Nitric oxide donor-induced increase in permeability of the blood-brain barrier.
Department of Physiology and Biophysics, University of Nebraska Medical Center, Omaha, NE 68198-4575, USA. email@example.com

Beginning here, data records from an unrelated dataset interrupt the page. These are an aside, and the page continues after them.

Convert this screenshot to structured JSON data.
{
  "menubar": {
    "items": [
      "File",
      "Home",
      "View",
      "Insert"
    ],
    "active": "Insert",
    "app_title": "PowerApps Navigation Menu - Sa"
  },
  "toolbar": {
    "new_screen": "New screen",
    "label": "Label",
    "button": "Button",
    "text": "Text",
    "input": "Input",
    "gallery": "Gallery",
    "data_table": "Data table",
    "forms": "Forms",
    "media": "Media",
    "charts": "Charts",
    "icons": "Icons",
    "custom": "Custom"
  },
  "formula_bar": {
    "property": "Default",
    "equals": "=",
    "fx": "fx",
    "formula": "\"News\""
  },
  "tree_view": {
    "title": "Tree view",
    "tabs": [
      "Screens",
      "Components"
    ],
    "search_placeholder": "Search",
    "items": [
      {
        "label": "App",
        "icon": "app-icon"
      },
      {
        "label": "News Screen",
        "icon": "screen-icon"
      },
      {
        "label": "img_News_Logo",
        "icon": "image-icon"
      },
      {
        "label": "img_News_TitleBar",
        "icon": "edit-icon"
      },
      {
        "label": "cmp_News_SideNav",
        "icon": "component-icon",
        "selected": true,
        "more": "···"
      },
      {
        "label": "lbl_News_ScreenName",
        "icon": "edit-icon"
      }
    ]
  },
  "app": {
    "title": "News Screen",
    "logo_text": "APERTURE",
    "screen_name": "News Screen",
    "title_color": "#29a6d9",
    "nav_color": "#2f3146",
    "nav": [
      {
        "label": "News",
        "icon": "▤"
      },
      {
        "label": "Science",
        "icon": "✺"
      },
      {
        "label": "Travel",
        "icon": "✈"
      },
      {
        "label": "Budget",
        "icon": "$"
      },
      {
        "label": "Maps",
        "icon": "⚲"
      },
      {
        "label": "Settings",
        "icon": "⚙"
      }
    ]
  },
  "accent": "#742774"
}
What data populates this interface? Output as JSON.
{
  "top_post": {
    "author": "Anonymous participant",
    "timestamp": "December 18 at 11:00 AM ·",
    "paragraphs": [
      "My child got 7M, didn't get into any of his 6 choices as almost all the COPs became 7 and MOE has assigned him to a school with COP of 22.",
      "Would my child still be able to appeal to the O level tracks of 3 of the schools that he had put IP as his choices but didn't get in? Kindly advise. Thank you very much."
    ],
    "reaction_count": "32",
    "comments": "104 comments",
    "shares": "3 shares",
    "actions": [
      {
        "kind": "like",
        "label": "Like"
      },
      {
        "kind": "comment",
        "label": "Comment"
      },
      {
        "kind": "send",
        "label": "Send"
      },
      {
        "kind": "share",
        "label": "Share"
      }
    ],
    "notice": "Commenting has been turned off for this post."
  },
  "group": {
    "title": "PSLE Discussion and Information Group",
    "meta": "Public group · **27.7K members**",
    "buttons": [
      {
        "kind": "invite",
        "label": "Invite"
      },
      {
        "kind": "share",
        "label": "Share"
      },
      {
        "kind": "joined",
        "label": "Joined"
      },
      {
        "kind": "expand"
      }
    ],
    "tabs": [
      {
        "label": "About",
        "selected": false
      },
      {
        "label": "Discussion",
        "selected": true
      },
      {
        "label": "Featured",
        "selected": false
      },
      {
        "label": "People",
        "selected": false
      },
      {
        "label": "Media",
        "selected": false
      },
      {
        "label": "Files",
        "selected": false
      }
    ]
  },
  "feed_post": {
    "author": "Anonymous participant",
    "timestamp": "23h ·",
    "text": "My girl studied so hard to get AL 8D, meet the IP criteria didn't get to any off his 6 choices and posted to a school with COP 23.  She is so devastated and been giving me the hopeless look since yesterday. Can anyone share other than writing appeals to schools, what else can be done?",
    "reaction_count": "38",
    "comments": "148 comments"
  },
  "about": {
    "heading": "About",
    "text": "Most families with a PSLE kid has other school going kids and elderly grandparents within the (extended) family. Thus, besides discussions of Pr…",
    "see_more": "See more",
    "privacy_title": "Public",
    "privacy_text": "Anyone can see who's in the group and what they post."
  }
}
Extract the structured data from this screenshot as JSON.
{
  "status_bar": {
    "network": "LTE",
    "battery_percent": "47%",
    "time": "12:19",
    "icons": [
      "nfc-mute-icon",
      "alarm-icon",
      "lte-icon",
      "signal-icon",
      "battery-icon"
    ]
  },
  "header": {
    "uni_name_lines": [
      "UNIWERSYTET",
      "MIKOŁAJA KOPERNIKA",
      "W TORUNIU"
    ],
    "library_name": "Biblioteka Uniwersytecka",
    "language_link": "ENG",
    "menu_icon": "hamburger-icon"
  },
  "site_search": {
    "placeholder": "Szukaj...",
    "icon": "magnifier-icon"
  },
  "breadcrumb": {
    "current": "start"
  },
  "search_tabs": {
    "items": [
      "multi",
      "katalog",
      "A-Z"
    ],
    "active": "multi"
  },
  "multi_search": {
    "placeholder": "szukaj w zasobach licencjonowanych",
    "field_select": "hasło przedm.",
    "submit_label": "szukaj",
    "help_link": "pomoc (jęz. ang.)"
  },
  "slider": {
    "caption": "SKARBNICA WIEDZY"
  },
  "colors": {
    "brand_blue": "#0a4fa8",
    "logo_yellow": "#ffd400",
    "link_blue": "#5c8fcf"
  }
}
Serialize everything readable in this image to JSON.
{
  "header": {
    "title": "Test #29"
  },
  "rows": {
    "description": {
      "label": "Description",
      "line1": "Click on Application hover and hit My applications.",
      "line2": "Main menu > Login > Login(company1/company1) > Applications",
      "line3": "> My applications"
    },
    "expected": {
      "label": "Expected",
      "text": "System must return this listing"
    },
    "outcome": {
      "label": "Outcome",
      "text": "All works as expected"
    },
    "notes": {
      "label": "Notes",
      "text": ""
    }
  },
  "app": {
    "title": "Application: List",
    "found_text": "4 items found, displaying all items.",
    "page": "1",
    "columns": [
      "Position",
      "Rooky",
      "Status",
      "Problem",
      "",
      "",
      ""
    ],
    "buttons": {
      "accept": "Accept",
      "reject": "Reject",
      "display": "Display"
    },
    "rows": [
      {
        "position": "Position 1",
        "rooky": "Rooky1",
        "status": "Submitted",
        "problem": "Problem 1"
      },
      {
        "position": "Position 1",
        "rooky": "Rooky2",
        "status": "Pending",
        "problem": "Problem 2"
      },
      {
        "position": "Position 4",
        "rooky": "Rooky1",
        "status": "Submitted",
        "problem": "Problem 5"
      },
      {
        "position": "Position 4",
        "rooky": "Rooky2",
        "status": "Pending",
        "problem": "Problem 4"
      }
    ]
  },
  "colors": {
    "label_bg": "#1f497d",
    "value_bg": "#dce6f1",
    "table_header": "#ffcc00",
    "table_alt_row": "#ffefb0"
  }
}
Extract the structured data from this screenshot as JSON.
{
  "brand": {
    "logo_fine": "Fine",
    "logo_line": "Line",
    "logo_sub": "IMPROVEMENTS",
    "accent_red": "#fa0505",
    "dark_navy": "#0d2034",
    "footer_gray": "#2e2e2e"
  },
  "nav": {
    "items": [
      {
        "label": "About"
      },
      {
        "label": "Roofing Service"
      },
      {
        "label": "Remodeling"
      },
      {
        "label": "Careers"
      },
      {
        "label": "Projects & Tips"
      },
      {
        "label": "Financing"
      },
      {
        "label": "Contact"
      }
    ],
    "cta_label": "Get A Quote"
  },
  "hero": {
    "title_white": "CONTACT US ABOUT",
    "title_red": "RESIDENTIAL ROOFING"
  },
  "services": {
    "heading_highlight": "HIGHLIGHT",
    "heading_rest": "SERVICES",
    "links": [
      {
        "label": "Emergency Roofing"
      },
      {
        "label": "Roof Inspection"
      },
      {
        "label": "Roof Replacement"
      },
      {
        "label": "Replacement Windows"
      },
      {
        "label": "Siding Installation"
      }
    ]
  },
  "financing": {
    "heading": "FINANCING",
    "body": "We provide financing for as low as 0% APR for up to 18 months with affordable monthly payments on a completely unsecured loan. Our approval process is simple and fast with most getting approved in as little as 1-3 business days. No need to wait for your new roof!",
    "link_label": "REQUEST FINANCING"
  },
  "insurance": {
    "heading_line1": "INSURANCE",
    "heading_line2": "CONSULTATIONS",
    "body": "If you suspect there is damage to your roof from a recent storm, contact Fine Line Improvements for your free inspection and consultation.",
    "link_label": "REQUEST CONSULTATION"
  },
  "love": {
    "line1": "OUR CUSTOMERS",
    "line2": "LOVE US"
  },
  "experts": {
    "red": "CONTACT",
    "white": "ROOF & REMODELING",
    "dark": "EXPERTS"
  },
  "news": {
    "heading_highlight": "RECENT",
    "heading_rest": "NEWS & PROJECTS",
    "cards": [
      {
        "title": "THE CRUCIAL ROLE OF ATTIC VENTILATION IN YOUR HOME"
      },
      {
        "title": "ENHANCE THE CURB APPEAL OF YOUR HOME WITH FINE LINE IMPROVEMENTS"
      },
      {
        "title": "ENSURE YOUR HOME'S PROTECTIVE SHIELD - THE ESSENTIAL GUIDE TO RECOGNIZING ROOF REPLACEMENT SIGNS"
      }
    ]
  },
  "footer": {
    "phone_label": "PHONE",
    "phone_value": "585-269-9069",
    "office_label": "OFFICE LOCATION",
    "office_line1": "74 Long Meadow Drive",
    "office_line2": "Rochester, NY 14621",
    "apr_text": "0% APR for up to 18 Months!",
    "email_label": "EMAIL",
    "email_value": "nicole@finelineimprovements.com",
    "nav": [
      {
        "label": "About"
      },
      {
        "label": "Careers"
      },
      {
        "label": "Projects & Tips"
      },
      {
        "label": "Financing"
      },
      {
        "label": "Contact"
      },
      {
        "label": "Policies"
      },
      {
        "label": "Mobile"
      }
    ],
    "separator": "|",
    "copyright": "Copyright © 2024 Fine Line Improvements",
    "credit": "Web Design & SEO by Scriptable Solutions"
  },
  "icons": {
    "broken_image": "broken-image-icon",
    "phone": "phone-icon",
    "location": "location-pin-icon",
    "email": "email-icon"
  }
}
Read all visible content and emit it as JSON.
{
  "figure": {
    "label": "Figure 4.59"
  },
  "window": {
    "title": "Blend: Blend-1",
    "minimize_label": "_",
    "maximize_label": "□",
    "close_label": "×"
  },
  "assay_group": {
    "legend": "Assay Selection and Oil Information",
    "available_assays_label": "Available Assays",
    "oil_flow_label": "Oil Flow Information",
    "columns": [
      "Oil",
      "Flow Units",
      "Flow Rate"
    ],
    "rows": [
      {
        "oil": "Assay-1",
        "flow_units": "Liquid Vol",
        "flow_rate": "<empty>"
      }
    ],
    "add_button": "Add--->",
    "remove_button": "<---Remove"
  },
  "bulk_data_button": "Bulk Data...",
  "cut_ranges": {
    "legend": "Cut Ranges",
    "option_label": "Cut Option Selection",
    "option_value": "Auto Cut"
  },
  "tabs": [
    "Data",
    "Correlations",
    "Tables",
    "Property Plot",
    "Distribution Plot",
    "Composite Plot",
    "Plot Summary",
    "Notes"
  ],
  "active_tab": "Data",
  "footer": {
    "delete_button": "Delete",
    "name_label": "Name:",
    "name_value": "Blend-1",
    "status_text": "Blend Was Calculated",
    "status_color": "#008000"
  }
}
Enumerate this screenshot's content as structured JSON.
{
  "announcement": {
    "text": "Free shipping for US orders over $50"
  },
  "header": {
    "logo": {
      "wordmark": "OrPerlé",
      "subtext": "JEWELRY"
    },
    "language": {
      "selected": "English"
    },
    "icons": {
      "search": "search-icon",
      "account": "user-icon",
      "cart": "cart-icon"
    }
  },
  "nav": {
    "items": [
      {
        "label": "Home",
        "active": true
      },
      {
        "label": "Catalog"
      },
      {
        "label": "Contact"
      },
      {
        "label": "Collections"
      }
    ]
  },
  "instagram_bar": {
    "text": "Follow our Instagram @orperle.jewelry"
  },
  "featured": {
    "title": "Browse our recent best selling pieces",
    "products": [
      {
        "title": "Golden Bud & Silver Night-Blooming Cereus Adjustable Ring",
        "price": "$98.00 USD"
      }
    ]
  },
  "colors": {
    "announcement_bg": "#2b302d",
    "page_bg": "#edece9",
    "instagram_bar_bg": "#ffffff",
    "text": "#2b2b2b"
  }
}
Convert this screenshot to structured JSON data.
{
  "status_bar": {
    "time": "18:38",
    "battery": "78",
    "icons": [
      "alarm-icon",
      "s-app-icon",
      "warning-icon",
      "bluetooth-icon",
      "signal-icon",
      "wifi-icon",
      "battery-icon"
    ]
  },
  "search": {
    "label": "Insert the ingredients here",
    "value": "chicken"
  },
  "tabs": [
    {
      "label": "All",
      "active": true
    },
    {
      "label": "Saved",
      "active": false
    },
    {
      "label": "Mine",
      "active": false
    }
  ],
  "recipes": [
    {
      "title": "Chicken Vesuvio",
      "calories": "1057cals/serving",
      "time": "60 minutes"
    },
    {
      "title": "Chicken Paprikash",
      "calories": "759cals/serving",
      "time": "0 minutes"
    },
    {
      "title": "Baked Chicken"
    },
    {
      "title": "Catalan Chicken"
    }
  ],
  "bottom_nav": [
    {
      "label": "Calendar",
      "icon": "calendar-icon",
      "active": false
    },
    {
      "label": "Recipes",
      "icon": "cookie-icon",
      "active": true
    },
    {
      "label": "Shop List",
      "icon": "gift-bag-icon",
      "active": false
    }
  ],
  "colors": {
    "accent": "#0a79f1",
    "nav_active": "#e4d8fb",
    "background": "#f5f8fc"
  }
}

The goal of the present study was to determine the effect of nitric oxide (NO) donors on the permeability of the blood-brain barrier in vivo. We examined the pial microcirculation in rats using intravital fluorescence microscopy. Permeability of the blood-brain barrier was quantitated by calculating the clearance of fluorescent-labeled dextran (M(w)=10000 Da; FITC-dextran-10K) during suffusion with vehicle, S-nitroso-N-acetylpenicillamine (SNAP; 100 microM) and 3-morpholinosydnonimin (SIN-1; 100 microM). In addition, we examined changes in arteriolar diameter during suffusion with vehicle, SNAP and SIN-1. During suffusion with vehicle, clearance of FITC-dextran-10K from pial vessels and diameter of pial arterioles remained relatively constant during the experimental period. In contrast, suffusion with SNAP or SIN-1 markedly increased clearance of FITC-dextran-10K from the cerebral microcirculation and produced a rapid, sustained dilatation of pial arterioles. Thus, NO donors increase the permeability of the blood-brain barrier and produce pronounced dilatation of cerebral arterioles. In light of evidence suggesting that NO donors may produce their effect by the simultaneous release of NO and superoxide anion to form peroxynitrite, we elected to examine the role of superoxide anion in increases in permeability of the blood-brain barrier in response to SNAP and SIN-1. We found that suffusion with tiron (1 mM) did not alter basal permeability of the blood-brain barrier, but significantly inhibited increases in permeability of the blood-brain barrier in response to SNAP and SIN-1. In addition, tiron did not alter baseline diameter of cerebral arterioles, or SNAP- and SIN-1-induced cerebrovasodilatation. The findings of the present study suggest that NO donors produce an increase in permeability of the blood-brain barrier which appears to be related to the presence of NO and superoxide anion, to presumably form peroxynitrite. We suggest that increases in NO formation observed during brain trauma may contribute to disruption of the blood-brain barrier.